(Data records for software interfaces)
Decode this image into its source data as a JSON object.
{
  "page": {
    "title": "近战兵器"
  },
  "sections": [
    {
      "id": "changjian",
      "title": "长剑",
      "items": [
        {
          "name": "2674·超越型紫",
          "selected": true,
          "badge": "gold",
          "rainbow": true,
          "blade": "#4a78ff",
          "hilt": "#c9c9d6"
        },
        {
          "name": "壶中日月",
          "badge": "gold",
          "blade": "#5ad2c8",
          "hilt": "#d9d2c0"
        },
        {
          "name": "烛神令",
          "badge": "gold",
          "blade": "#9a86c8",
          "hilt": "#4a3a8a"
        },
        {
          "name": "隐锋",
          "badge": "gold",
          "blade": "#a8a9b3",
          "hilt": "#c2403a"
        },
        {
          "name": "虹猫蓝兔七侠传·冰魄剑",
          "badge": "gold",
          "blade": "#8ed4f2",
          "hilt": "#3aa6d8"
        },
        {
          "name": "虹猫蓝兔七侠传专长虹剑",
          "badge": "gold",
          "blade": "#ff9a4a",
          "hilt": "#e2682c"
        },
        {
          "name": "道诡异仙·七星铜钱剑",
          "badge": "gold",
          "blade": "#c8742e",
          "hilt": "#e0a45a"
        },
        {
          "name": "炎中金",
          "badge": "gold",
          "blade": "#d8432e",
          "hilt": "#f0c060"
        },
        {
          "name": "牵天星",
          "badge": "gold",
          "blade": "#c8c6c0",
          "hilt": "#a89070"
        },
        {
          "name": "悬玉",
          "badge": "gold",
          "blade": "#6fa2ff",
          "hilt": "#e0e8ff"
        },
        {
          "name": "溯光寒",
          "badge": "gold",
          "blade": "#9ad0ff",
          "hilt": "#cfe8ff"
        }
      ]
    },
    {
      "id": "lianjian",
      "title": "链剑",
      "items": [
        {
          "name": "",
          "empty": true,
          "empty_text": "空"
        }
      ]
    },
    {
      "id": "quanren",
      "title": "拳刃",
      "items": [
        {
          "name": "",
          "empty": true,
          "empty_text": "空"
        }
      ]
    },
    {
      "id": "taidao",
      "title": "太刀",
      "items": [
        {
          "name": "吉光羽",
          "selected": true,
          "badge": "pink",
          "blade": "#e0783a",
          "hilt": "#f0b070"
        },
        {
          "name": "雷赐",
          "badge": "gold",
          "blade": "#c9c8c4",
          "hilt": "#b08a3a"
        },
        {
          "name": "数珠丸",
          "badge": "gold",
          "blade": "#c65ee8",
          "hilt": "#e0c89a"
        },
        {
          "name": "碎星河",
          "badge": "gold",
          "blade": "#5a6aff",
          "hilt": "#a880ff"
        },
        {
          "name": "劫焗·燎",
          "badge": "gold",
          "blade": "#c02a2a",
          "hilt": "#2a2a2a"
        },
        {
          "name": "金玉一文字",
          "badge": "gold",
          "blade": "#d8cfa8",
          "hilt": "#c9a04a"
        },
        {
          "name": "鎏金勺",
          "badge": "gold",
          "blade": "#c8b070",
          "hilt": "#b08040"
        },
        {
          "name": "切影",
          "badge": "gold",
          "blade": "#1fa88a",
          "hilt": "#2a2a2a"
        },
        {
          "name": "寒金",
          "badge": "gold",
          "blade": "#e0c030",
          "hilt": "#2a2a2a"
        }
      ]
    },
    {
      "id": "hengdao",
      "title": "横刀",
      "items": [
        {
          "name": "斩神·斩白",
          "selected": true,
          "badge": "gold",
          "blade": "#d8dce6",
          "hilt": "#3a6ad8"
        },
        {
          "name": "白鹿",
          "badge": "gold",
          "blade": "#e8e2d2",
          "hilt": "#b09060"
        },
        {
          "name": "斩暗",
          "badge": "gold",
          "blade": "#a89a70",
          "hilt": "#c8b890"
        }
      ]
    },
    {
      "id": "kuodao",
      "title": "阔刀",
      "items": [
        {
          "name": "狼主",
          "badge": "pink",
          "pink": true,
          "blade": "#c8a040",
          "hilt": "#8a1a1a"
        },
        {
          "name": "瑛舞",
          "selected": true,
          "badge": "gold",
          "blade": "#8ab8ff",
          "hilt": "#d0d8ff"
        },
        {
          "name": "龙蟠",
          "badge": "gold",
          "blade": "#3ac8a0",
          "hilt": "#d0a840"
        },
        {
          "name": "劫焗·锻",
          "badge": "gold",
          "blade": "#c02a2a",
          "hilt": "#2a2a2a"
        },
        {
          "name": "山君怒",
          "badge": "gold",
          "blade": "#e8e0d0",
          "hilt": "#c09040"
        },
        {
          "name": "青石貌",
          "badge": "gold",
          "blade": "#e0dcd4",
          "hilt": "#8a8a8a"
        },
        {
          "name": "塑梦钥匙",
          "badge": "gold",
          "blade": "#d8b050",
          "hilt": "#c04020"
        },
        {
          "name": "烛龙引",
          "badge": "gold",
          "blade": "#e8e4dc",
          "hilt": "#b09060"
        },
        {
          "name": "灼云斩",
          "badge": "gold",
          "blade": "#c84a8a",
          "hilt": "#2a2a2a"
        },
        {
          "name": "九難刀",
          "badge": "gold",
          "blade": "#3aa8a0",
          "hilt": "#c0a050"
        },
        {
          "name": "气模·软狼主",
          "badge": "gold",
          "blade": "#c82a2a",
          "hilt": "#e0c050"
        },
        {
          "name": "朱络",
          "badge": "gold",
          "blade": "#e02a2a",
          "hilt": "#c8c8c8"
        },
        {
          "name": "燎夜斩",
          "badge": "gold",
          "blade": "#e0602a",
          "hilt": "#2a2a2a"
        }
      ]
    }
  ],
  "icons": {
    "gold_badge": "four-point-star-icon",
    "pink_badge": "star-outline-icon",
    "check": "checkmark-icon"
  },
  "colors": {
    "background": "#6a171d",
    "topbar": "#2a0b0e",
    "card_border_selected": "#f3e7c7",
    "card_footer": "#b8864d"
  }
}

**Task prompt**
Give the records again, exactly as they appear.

**Answer below**
Decode this image into its source data as a JSON object.
{
  "page": {
    "title": "近战兵器"
  },
  "sections": [
    {
      "id": "changjian",
      "title": "长剑",
      "items": [
        {
          "name": "2674·超越型紫",
          "selected": true,
          "badge": "gold",
          "rainbow": true,
          "blade": "#4a78ff",
          "hilt": "#c9c9d6"
        },
        {
          "name": "壶中日月",
          "badge": "gold",
          "blade": "#5ad2c8",
          "hilt": "#d9d2c0"
        },
        {
          "name": "烛神令",
          "badge": "gold",
          "blade": "#9a86c8",
          "hilt": "#4a3a8a"
        },
        {
          "name": "隐锋",
          "badge": "gold",
          "blade": "#a8a9b3",
          "hilt": "#c2403a"
        },
        {
          "name": "虹猫蓝兔七侠传·冰魄剑",
          "badge": "gold",
          "blade": "#8ed4f2",
          "hilt": "#3aa6d8"
        },
        {
          "name": "虹猫蓝兔七侠传专长虹剑",
          "badge": "gold",
          "blade": "#ff9a4a",
          "hilt": "#e2682c"
        },
        {
          "name": "道诡异仙·七星铜钱剑",
          "badge": "gold",
          "blade": "#c8742e",
          "hilt": "#e0a45a"
        },
        {
          "name": "炎中金",
          "badge": "gold",
          "blade": "#d8432e",
          "hilt": "#f0c060"
        },
        {
          "name": "牵天星",
          "badge": "gold",
          "blade": "#c8c6c0",
          "hilt": "#a89070"
        },
        {
          "name": "悬玉",
          "badge": "gold",
          "blade": "#6fa2ff",
          "hilt": "#e0e8ff"
        },
        {
          "name": "溯光寒",
          "badge": "gold",
          "blade": "#9ad0ff",
          "hilt": "#cfe8ff"
        }
      ]
    },
    {
      "id": "lianjian",
      "title": "链剑",
      "items": [
        {
          "name": "",
          "empty": true,
          "empty_text": "空"
        }
      ]
    },
    {
      "id": "quanren",
      "title": "拳刃",
      "items": [
        {
          "name": "",
          "empty": true,
          "empty_text": "空"
        }
      ]
    },
    {
      "id": "taidao",
      "title": "太刀",
      "items": [
        {
          "name": "吉光羽",
          "selected": true,
          "badge": "pink",
          "blade": "#e0783a",
          "hilt": "#f0b070"
        },
        {
          "name": "雷赐",
          "badge": "gold",
          "blade": "#c9c8c4",
          "hilt": "#b08a3a"
        },
        {
          "name": "数珠丸",
          "badge": "gold",
          "blade": "#c65ee8",
          "hilt": "#e0c89a"
        },
        {
          "name": "碎星河",
          "badge": "gold",
          "blade": "#5a6aff",
          "hilt": "#a880ff"
        },
        {
          "name": "劫焗·燎",
          "badge": "gold",
          "blade": "#c02a2a",
          "hilt": "#2a2a2a"
        },
        {
          "name": "金玉一文字",
          "badge": "gold",
          "blade": "#d8cfa8",
          "hilt": "#c9a04a"
        },
        {
          "name": "鎏金勺",
          "badge": "gold",
          "blade": "#c8b070",
          "hilt": "#b08040"
        },
        {
          "name": "切影",
          "badge": "gold",
          "blade": "#1fa88a",
          "hilt": "#2a2a2a"
        },
        {
          "name": "寒金",
          "badge": "gold",
          "blade": "#e0c030",
          "hilt": "#2a2a2a"
        }
      ]
    },
    {
      "id": "hengdao",
      "title": "横刀",
      "items": [
        {
          "name": "斩神·斩白",
          "selected": true,
          "badge": "gold",
          "blade": "#d8dce6",
          "hilt": "#3a6ad8"
        },
        {
          "name": "白鹿",
          "badge": "gold",
          "blade": "#e8e2d2",
          "hilt": "#b09060"
        },
        {
          "name": "斩暗",
          "badge": "gold",
          "blade": "#a89a70",
          "hilt": "#c8b890"
        }
      ]
    },
    {
      "id": "kuodao",
      "title": "阔刀",
      "items": [
        {
          "name": "狼主",
          "badge": "pink",
          "pink": true,
          "blade": "#c8a040",
          "hilt": "#8a1a1a"
        },
        {
          "name": "瑛舞",
          "selected": true,
          "badge": "gold",
          "blade": "#8ab8ff",
          "hilt": "#d0d8ff"
        },
        {
          "name": "龙蟠",
          "badge": "gold",
          "blade": "#3ac8a0",
          "hilt": "#d0a840"
        },
        {
          "name": "劫焗·锻",
          "badge": "gold",
          "blade": "#c02a2a",
          "hilt": "#2a2a2a"
        },
        {
          "name": "山君怒",
          "badge": "gold",
          "blade": "#e8e0d0",
          "hilt": "#c09040"
        },
        {
          "name": "青石貌",
          "badge": "gold",
          "blade": "#e0dcd4",
          "hilt": "#8a8a8a"
        },
        {
          "name": "塑梦钥匙",
          "badge": "gold",
          "blade": "#d8b050",
          "hilt": "#c04020"
        },
        {
          "name": "烛龙引",
          "badge": "gold",
          "blade": "#e8e4dc",
          "hilt": "#b09060"
        },
        {
          "name": "灼云斩",
          "badge": "gold",
          "blade": "#c84a8a",
          "hilt": "#2a2a2a"
        },
        {
          "name": "九難刀",
          "badge": "gold",
          "blade": "#3aa8a0",
          "hilt": "#c0a050"
        },
        {
          "name": "气模·软狼主",
          "badge": "gold",
          "blade": "#c82a2a",
          "hilt": "#e0c050"
        },
        {
          "name": "朱络",
          "badge": "gold",
          "blade": "#e02a2a",
          "hilt": "#c8c8c8"
        },
        {
          "name": "燎夜斩",
          "badge": "gold",
          "blade": "#e0602a",
          "hilt": "#2a2a2a"
        }
      ]
    }
  ],
  "icons": {
    "gold_badge": "four-point-star-icon",
    "pink_badge": "star-outline-icon",
    "check": "checkmark-icon"
  },
  "colors": {
    "background": "#6a171d",
    "topbar": "#2a0b0e",
    "card_border_selected": "#f3e7c7",
    "card_footer": "#b8864d"
  }
}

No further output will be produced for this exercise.